Work to complete:
Apart from the pictures, every entry must be retyped exactly.

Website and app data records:
--

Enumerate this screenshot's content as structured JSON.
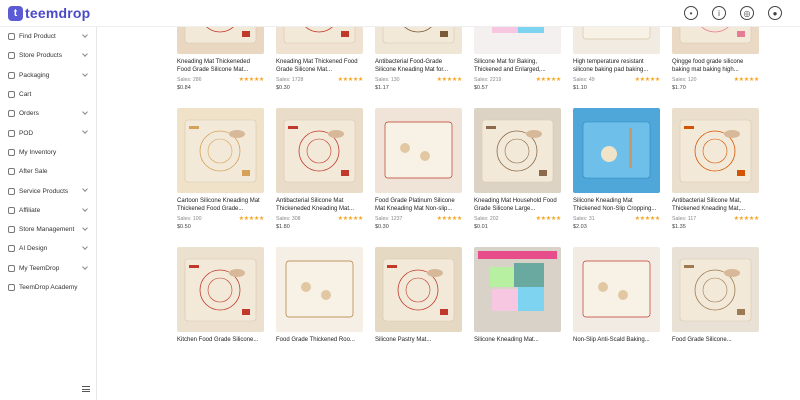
{
  "app": {
    "name": "teemdrop"
  },
  "topbar_icons": [
    "bell-icon",
    "info-icon",
    "globe-icon",
    "user-icon"
  ],
  "sidebar": {
    "items": [
      {
        "label": "Find Product",
        "chevron": true
      },
      {
        "label": "Store Products",
        "chevron": true
      },
      {
        "label": "Packaging",
        "chevron": true
      },
      {
        "label": "Cart",
        "chevron": false
      },
      {
        "label": "Orders",
        "chevron": true
      },
      {
        "label": "POD",
        "chevron": true
      },
      {
        "label": "My Inventory",
        "chevron": false
      },
      {
        "label": "After Sale",
        "chevron": false
      },
      {
        "label": "Service Products",
        "chevron": true
      },
      {
        "label": "Affiliate",
        "chevron": true
      },
      {
        "label": "Store Management",
        "chevron": true
      },
      {
        "label": "AI Design",
        "chevron": true
      },
      {
        "label": "My TeemDrop",
        "chevron": true
      },
      {
        "label": "TeemDrop Academy",
        "chevron": false
      }
    ]
  },
  "products": [
    {
      "title": "Kneading Mat Thickeneded Food Grade Silicone Mat...",
      "sales": "Sales: 286",
      "price": "$0.84",
      "bg": "#e9d7c2",
      "accent": "#c0392b",
      "type": "mat"
    },
    {
      "title": "Kneading Mat Thickened Food Grade Silicone Mat...",
      "sales": "Sales: 1728",
      "price": "$0.30",
      "bg": "#efe2d0",
      "accent": "#c0392b",
      "type": "mat"
    },
    {
      "title": "Antibacterial Food-Grade Silicone Kneading Mat for...",
      "sales": "Sales: 130",
      "price": "$1.17",
      "bg": "#efe6d6",
      "accent": "#7a5a3a",
      "type": "mat"
    },
    {
      "title": "Silicone Mat for Baking, Thickened and Enlarged,...",
      "sales": "Sales: 2219",
      "price": "$0.57",
      "bg": "#f4f0ef",
      "accent": "#e84393",
      "type": "colors"
    },
    {
      "title": "High temperature resistant silicone baking pad baking...",
      "sales": "Sales: 49",
      "price": "$1.10",
      "bg": "#f2ebe1",
      "accent": "#d8c6a6",
      "type": "plain"
    },
    {
      "title": "Qingge food grade silicone baking mat baking high...",
      "sales": "Sales: 120",
      "price": "$1.70",
      "bg": "#ead9c5",
      "accent": "#e57c95",
      "type": "mat"
    },
    {
      "title": "Cartoon Silicone Kneading Mat Thickened Food Grade...",
      "sales": "Sales: 100",
      "price": "$0.50",
      "bg": "#efe2c8",
      "accent": "#d4a259",
      "type": "mat"
    },
    {
      "title": "Antibacterial Silicone Mat Thickeneded Kneading Mat...",
      "sales": "Sales: 308",
      "price": "$1.80",
      "bg": "#e9dcc8",
      "accent": "#c0392b",
      "type": "mat"
    },
    {
      "title": "Food Grade Platinum Silicone Mat Kneading Mat Non-slip...",
      "sales": "Sales: 1237",
      "price": "$0.30",
      "bg": "#efe4d7",
      "accent": "#c0392b",
      "type": "plain"
    },
    {
      "title": "Kneading Mat Household Food Grade Silicone Large...",
      "sales": "Sales: 202",
      "price": "$0.01",
      "bg": "#ddd3c5",
      "accent": "#8a6a4a",
      "type": "mat"
    },
    {
      "title": "Silicone Kneading Mat Thickened Non-Slip Cropping...",
      "sales": "Sales: 31",
      "price": "$2.03",
      "bg": "#4fa6d8",
      "accent": "#2e86c1",
      "type": "blue"
    },
    {
      "title": "Antibacterial Silicone Mat, Thickened Kneading Mat,...",
      "sales": "Sales: 117",
      "price": "$1.35",
      "bg": "#eadfcd",
      "accent": "#d35400",
      "type": "mat"
    },
    {
      "title": "Kitchen Food Grade Silicone...",
      "sales": "",
      "price": "",
      "bg": "#ece0cf",
      "accent": "#c0392b",
      "type": "mat"
    },
    {
      "title": "Food Grade Thickened Roo...",
      "sales": "",
      "price": "",
      "bg": "#f5efe6",
      "accent": "#b07a3a",
      "type": "plain"
    },
    {
      "title": "Silicone Pastry Mat...",
      "sales": "",
      "price": "",
      "bg": "#e6d9c3",
      "accent": "#c0392b",
      "type": "mat"
    },
    {
      "title": "Silicone Kneading Mat...",
      "sales": "",
      "price": "",
      "bg": "#d8d2c8",
      "accent": "#6aa9a0",
      "type": "colors"
    },
    {
      "title": "Non-Slip Anti-Scald Baking...",
      "sales": "",
      "price": "",
      "bg": "#f2ebe3",
      "accent": "#c0392b",
      "type": "plain"
    },
    {
      "title": "Food Grade Silicone...",
      "sales": "",
      "price": "",
      "bg": "#e9e1d6",
      "accent": "#9c7b54",
      "type": "mat"
    }
  ],
  "rating": "★★★★★"
}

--

Response:
Enumerate this screenshot's content as structured JSON.
{
  "app": {
    "name": "teemdrop"
  },
  "topbar_icons": [
    "bell-icon",
    "info-icon",
    "globe-icon",
    "user-icon"
  ],
  "sidebar": {
    "items": [
      {
        "label": "Find Product",
        "chevron": true
      },
      {
        "label": "Store Products",
        "chevron": true
      },
      {
        "label": "Packaging",
        "chevron": true
      },
      {
        "label": "Cart",
        "chevron": false
      },
      {
        "label": "Orders",
        "chevron": true
      },
      {
        "label": "POD",
        "chevron": true
      },
      {
        "label": "My Inventory",
        "chevron": false
      },
      {
        "label": "After Sale",
        "chevron": false
      },
      {
        "label": "Service Products",
        "chevron": true
      },
      {
        "label": "Affiliate",
        "chevron": true
      },
      {
        "label": "Store Management",
        "chevron": true
      },
      {
        "label": "AI Design",
        "chevron": true
      },
      {
        "label": "My TeemDrop",
        "chevron": true
      },
      {
        "label": "TeemDrop Academy",
        "chevron": false
      }
    ]
  },
  "products": [
    {
      "title": "Kneading Mat Thickeneded Food Grade Silicone Mat...",
      "sales": "Sales: 286",
      "price": "$0.84",
      "bg": "#e9d7c2",
      "accent": "#c0392b",
      "type": "mat"
    },
    {
      "title": "Kneading Mat Thickened Food Grade Silicone Mat...",
      "sales": "Sales: 1728",
      "price": "$0.30",
      "bg": "#efe2d0",
      "accent": "#c0392b",
      "type": "mat"
    },
    {
      "title": "Antibacterial Food-Grade Silicone Kneading Mat for...",
      "sales": "Sales: 130",
      "price": "$1.17",
      "bg": "#efe6d6",
      "accent": "#7a5a3a",
      "type": "mat"
    },
    {
      "title": "Silicone Mat for Baking, Thickened and Enlarged,...",
      "sales": "Sales: 2219",
      "price": "$0.57",
      "bg": "#f4f0ef",
      "accent": "#e84393",
      "type": "colors"
    },
    {
      "title": "High temperature resistant silicone baking pad baking...",
      "sales": "Sales: 49",
      "price": "$1.10",
      "bg": "#f2ebe1",
      "accent": "#d8c6a6",
      "type": "plain"
    },
    {
      "title": "Qingge food grade silicone baking mat baking high...",
      "sales": "Sales: 120",
      "price": "$1.70",
      "bg": "#ead9c5",
      "accent": "#e57c95",
      "type": "mat"
    },
    {
      "title": "Cartoon Silicone Kneading Mat Thickened Food Grade...",
      "sales": "Sales: 100",
      "price": "$0.50",
      "bg": "#efe2c8",
      "accent": "#d4a259",
      "type": "mat"
    },
    {
      "title": "Antibacterial Silicone Mat Thickeneded Kneading Mat...",
      "sales": "Sales: 308",
      "price": "$1.80",
      "bg": "#e9dcc8",
      "accent": "#c0392b",
      "type": "mat"
    },
    {
      "title": "Food Grade Platinum Silicone Mat Kneading Mat Non-slip...",
      "sales": "Sales: 1237",
      "price": "$0.30",
      "bg": "#efe4d7",
      "accent": "#c0392b",
      "type": "plain"
    },
    {
      "title": "Kneading Mat Household Food Grade Silicone Large...",
      "sales": "Sales: 202",
      "price": "$0.01",
      "bg": "#ddd3c5",
      "accent": "#8a6a4a",
      "type": "mat"
    },
    {
      "title": "Silicone Kneading Mat Thickened Non-Slip Cropping...",
      "sales": "Sales: 31",
      "price": "$2.03",
      "bg": "#4fa6d8",
      "accent": "#2e86c1",
      "type": "blue"
    },
    {
      "title": "Antibacterial Silicone Mat, Thickened Kneading Mat,...",
      "sales": "Sales: 117",
      "price": "$1.35",
      "bg": "#eadfcd",
      "accent": "#d35400",
      "type": "mat"
    },
    {
      "title": "Kitchen Food Grade Silicone...",
      "sales": "",
      "price": "",
      "bg": "#ece0cf",
      "accent": "#c0392b",
      "type": "mat"
    },
    {
      "title": "Food Grade Thickened Roo...",
      "sales": "",
      "price": "",
      "bg": "#f5efe6",
      "accent": "#b07a3a",
      "type": "plain"
    },
    {
      "title": "Silicone Pastry Mat...",
      "sales": "",
      "price": "",
      "bg": "#e6d9c3",
      "accent": "#c0392b",
      "type": "mat"
    },
    {
      "title": "Silicone Kneading Mat...",
      "sales": "",
      "price": "",
      "bg": "#d8d2c8",
      "accent": "#6aa9a0",
      "type": "colors"
    },
    {
      "title": "Non-Slip Anti-Scald Baking...",
      "sales": "",
      "price": "",
      "bg": "#f2ebe3",
      "accent": "#c0392b",
      "type": "plain"
    },
    {
      "title": "Food Grade Silicone...",
      "sales": "",
      "price": "",
      "bg": "#e9e1d6",
      "accent": "#9c7b54",
      "type": "mat"
    }
  ],
  "rating": "★★★★★"
}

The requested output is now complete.